_Exercise data_

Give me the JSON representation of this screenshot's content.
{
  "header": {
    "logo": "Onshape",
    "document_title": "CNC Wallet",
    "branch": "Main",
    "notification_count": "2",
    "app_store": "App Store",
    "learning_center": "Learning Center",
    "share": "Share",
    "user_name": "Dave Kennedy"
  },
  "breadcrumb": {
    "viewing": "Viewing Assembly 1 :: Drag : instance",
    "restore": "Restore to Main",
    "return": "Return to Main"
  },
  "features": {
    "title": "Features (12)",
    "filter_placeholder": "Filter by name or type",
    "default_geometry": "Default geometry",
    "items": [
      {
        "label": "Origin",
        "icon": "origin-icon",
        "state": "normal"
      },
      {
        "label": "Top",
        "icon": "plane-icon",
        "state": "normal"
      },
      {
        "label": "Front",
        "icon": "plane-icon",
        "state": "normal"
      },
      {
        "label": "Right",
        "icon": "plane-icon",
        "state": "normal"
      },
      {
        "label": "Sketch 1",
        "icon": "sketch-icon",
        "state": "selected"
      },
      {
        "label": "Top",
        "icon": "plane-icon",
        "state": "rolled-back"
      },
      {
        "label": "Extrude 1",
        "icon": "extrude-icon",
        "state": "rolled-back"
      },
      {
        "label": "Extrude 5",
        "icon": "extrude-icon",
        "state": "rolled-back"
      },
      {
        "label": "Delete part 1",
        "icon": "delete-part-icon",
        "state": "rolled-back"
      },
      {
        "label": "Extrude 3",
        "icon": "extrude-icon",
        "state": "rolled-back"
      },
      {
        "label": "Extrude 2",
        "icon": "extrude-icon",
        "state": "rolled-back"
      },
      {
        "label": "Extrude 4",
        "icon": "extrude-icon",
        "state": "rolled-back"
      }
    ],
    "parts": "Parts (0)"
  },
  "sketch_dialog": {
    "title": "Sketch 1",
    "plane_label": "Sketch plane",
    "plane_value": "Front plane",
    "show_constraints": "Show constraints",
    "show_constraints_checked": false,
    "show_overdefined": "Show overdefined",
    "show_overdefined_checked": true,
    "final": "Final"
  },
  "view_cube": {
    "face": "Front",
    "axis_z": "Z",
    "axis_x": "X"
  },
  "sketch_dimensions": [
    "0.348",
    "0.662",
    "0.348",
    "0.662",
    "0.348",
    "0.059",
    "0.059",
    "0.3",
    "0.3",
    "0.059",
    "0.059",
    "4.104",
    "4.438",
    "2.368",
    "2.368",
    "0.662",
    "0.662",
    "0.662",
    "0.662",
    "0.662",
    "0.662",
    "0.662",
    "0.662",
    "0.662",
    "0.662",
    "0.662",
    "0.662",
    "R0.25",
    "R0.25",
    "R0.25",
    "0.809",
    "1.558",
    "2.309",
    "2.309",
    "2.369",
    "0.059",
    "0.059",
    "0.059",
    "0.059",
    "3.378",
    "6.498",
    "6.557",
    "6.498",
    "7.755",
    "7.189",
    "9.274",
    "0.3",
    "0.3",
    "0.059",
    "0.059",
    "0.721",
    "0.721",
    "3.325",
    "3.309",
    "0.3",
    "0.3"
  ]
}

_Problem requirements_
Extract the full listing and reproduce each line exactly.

_Output_
Give me the JSON representation of this screenshot's content.
{
  "header": {
    "logo": "Onshape",
    "document_title": "CNC Wallet",
    "branch": "Main",
    "notification_count": "2",
    "app_store": "App Store",
    "learning_center": "Learning Center",
    "share": "Share",
    "user_name": "Dave Kennedy"
  },
  "breadcrumb": {
    "viewing": "Viewing Assembly 1 :: Drag : instance",
    "restore": "Restore to Main",
    "return": "Return to Main"
  },
  "features": {
    "title": "Features (12)",
    "filter_placeholder": "Filter by name or type",
    "default_geometry": "Default geometry",
    "items": [
      {
        "label": "Origin",
        "icon": "origin-icon",
        "state": "normal"
      },
      {
        "label": "Top",
        "icon": "plane-icon",
        "state": "normal"
      },
      {
        "label": "Front",
        "icon": "plane-icon",
        "state": "normal"
      },
      {
        "label": "Right",
        "icon": "plane-icon",
        "state": "normal"
      },
      {
        "label": "Sketch 1",
        "icon": "sketch-icon",
        "state": "selected"
      },
      {
        "label": "Top",
        "icon": "plane-icon",
        "state": "rolled-back"
      },
      {
        "label": "Extrude 1",
        "icon": "extrude-icon",
        "state": "rolled-back"
      },
      {
        "label": "Extrude 5",
        "icon": "extrude-icon",
        "state": "rolled-back"
      },
      {
        "label": "Delete part 1",
        "icon": "delete-part-icon",
        "state": "rolled-back"
      },
      {
        "label": "Extrude 3",
        "icon": "extrude-icon",
        "state": "rolled-back"
      },
      {
        "label": "Extrude 2",
        "icon": "extrude-icon",
        "state": "rolled-back"
      },
      {
        "label": "Extrude 4",
        "icon": "extrude-icon",
        "state": "rolled-back"
      }
    ],
    "parts": "Parts (0)"
  },
  "sketch_dialog": {
    "title": "Sketch 1",
    "plane_label": "Sketch plane",
    "plane_value": "Front plane",
    "show_constraints": "Show constraints",
    "show_constraints_checked": false,
    "show_overdefined": "Show overdefined",
    "show_overdefined_checked": true,
    "final": "Final"
  },
  "view_cube": {
    "face": "Front",
    "axis_z": "Z",
    "axis_x": "X"
  },
  "sketch_dimensions": [
    "0.348",
    "0.662",
    "0.348",
    "0.662",
    "0.348",
    "0.059",
    "0.059",
    "0.3",
    "0.3",
    "0.059",
    "0.059",
    "4.104",
    "4.438",
    "2.368",
    "2.368",
    "0.662",
    "0.662",
    "0.662",
    "0.662",
    "0.662",
    "0.662",
    "0.662",
    "0.662",
    "0.662",
    "0.662",
    "0.662",
    "0.662",
    "R0.25",
    "R0.25",
    "R0.25",
    "0.809",
    "1.558",
    "2.309",
    "2.309",
    "2.369",
    "0.059",
    "0.059",
    "0.059",
    "0.059",
    "3.378",
    "6.498",
    "6.557",
    "6.498",
    "7.755",
    "7.189",
    "9.274",
    "0.3",
    "0.3",
    "0.059",
    "0.059",
    "0.721",
    "0.721",
    "3.325",
    "3.309",
    "0.3",
    "0.3"
  ]
}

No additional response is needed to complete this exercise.